Nachtmystium – SILENCING MACHINE
Favorite Tracks: “Damn Over the Ruins of Jerusalem”, “The Lepers of Destruction”, “I Wait In Hell”
Inching ever so closely to present time with an American act for a change, Illinois’ Nachtmystium knew that they weren’t going to last much longer as a band in 2012. Frontman Blake Judd, suffering from a severe opiate addiction, started getting caught for lying and cheating his way to any cash he could find. Friendship with Leviathan’s Jef Whitehead could only take him so far. Reports of fans getting ripped off, whether it be $20 merch packs that were never shipped or $400 CD collection promises, became common. Knowing he was at the end of his web of lies, Judd was tense in the studio, producing some truly malicious black metal. Flipping through members of death metal bands like Nile and Goatwhore was enough to kick him towards a strange, creative Hell. It seems the only place he could go now was towards a brutal nightmare peppered with some eerily disturbing experimentation and vocal samples.
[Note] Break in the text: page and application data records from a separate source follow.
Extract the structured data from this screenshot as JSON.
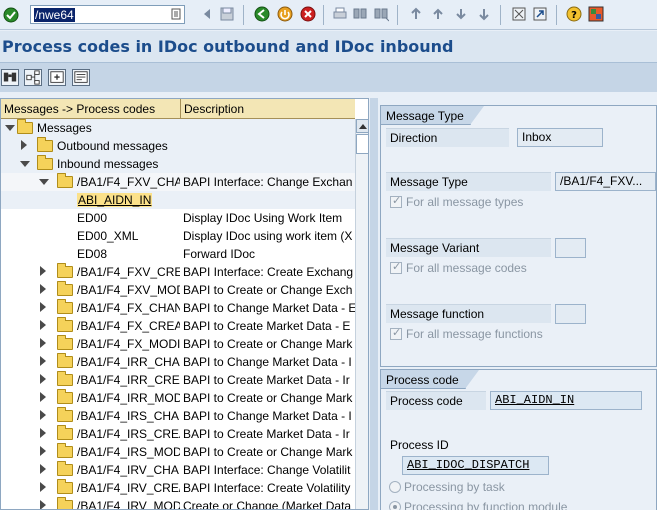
{
  "toolbar": {
    "command_field": "/nwe64",
    "icons": [
      "enter-icon",
      "save-icon",
      "back-icon",
      "exit-icon",
      "cancel-icon",
      "print-icon",
      "find-icon",
      "find-next-icon",
      "first-page-icon",
      "previous-page-icon",
      "next-page-icon",
      "last-page-icon",
      "create-session-icon",
      "shortcut-icon",
      "help-icon",
      "layout-icon"
    ]
  },
  "title": "Process codes in IDoc outbound and IDoc inbound",
  "app_toolbar": {
    "icons": [
      "binoculars-icon",
      "hierarchy-icon",
      "expand-subtree-icon",
      "display-icon"
    ]
  },
  "tree": {
    "col_header_1": "Messages -> Process codes",
    "col_header_2": "Description",
    "rows": [
      {
        "label": "Messages",
        "desc": ""
      },
      {
        "label": "Outbound messages",
        "desc": ""
      },
      {
        "label": "Inbound messages",
        "desc": ""
      },
      {
        "label": "/BA1/F4_FXV_CHA",
        "desc": "BAPI Interface: Change Exchan"
      },
      {
        "label": "ABI_AIDN_IN",
        "desc": ""
      },
      {
        "label": "ED00",
        "desc": "Display IDoc Using Work Item"
      },
      {
        "label": "ED00_XML",
        "desc": "Display IDoc using work item (X"
      },
      {
        "label": "ED08",
        "desc": "Forward IDoc"
      },
      {
        "label": "/BA1/F4_FXV_CREA",
        "desc": "BAPI Interface: Create Exchang"
      },
      {
        "label": "/BA1/F4_FXV_MOD",
        "desc": "BAPI to Create or Change Exch"
      },
      {
        "label": "/BA1/F4_FX_CHAN",
        "desc": "BAPI to Change Market Data - E"
      },
      {
        "label": "/BA1/F4_FX_CREA",
        "desc": "BAPI to Create Market Data - E"
      },
      {
        "label": "/BA1/F4_FX_MODI",
        "desc": "BAPI to Create or Change Mark"
      },
      {
        "label": "/BA1/F4_IRR_CHAI",
        "desc": "BAPI to Change Market Data - I"
      },
      {
        "label": "/BA1/F4_IRR_CREA",
        "desc": "BAPI to Create Market Data - Ir"
      },
      {
        "label": "/BA1/F4_IRR_MOD",
        "desc": "BAPI to Create or Change Mark"
      },
      {
        "label": "/BA1/F4_IRS_CHAI",
        "desc": "BAPI to Change Market Data - I"
      },
      {
        "label": "/BA1/F4_IRS_CREA",
        "desc": "BAPI to Create Market Data - Ir"
      },
      {
        "label": "/BA1/F4_IRS_MOD",
        "desc": "BAPI to Create or Change Mark"
      },
      {
        "label": "/BA1/F4_IRV_CHA",
        "desc": "BAPI Interface: Change Volatilit"
      },
      {
        "label": "/BA1/F4_IRV_CRE/",
        "desc": "BAPI Interface: Create Volatility"
      },
      {
        "label": "/BA1/F4_IRV_MOD",
        "desc": "Create or Change (Market Data"
      }
    ]
  },
  "message_type": {
    "group_title": "Message Type",
    "direction_label": "Direction",
    "direction_value": "Inbox",
    "msgtype_label": "Message Type",
    "msgtype_value": "/BA1/F4_FXV...",
    "all_msgtypes": "For all message types",
    "variant_label": "Message Variant",
    "variant_value": "",
    "all_msgcodes": "For all message codes",
    "function_label": "Message function",
    "function_value": "",
    "all_msgfunctions": "For all message functions"
  },
  "process_code": {
    "group_title": "Process code",
    "code_label": "Process code",
    "code_value": "ABI_AIDN_IN",
    "id_label": "Process ID",
    "id_value": "ABI_IDOC_DISPATCH",
    "radio_task": "Processing by task",
    "radio_fm": "Processing by function module"
  }
}
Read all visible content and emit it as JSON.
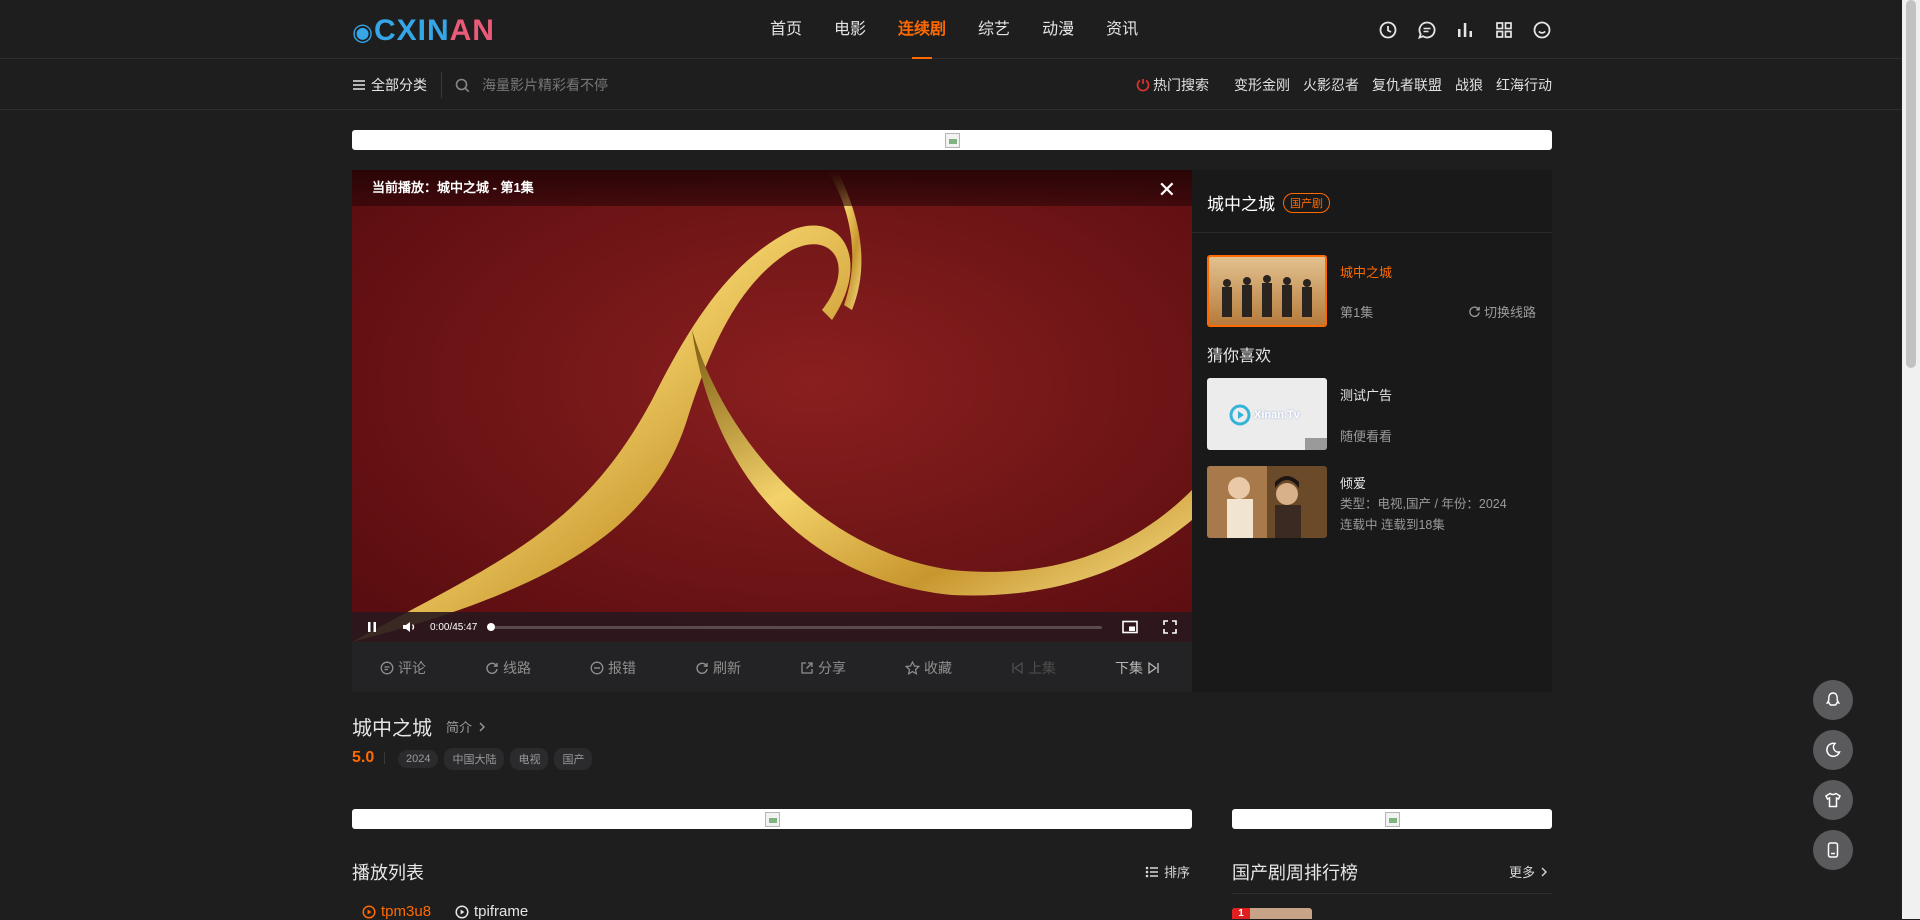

Wolves in the Throne Room – TWO HUNTERS
Favorite Tracks: “Vastness and Sorrow”, “I Will Lay My Bones Down Among the Rocks and Roots”
Wolves in the Throne Room is another American act who deceived the black metal community despite earning their praise. Even after the Washington band admitted that they don’t really enjoy the outdoors despite their woodsy aesthetic (guess that’s why they’re in the throne room!), people still flocked to them. Why? Because some true talent shone through. The Weaver brothers were continuing a new era of American black metal, especially with their sophomore album TWO HUNTERS in 2007. It’s difficult to withstand the record’s efforts to get you immersed in its intense atmosphere and longing for some actual rocks and roots to lay in.
Burzum – HVIS LYSET TAR OSS
Favorite Tracks: “Det som en gang var”, “Hvis lyset tar oss”, “Tomhet”
Even when Varg Vikernes’ twisted mind wasn’t confined to a prison cell with nothing but a Playskool keyboard, his music leaned more towards a moody and ambient style. HVIS LYSET TAR OSS (translated: “If the Light Takes Us”), released right before his trial for the murder of Euronymous, is proof. Using, of course, Vikernes’ signature stripped-down production, the album creates a dark soundscape from the depths of a mad man’s thoughts. When Vikernes is anticipating having to pay for the consequences of being a deranged maniac, he enters, like Judd, a mental state. The closer, “Tomhet,” the only shred of dungeon synth on the album, would go great accompanying the most depressing of documentaries. Regardless of whatever philosophies Vikernes holds, there’s no doubt that he knows how to whip up some music with dark tones that engages listeners.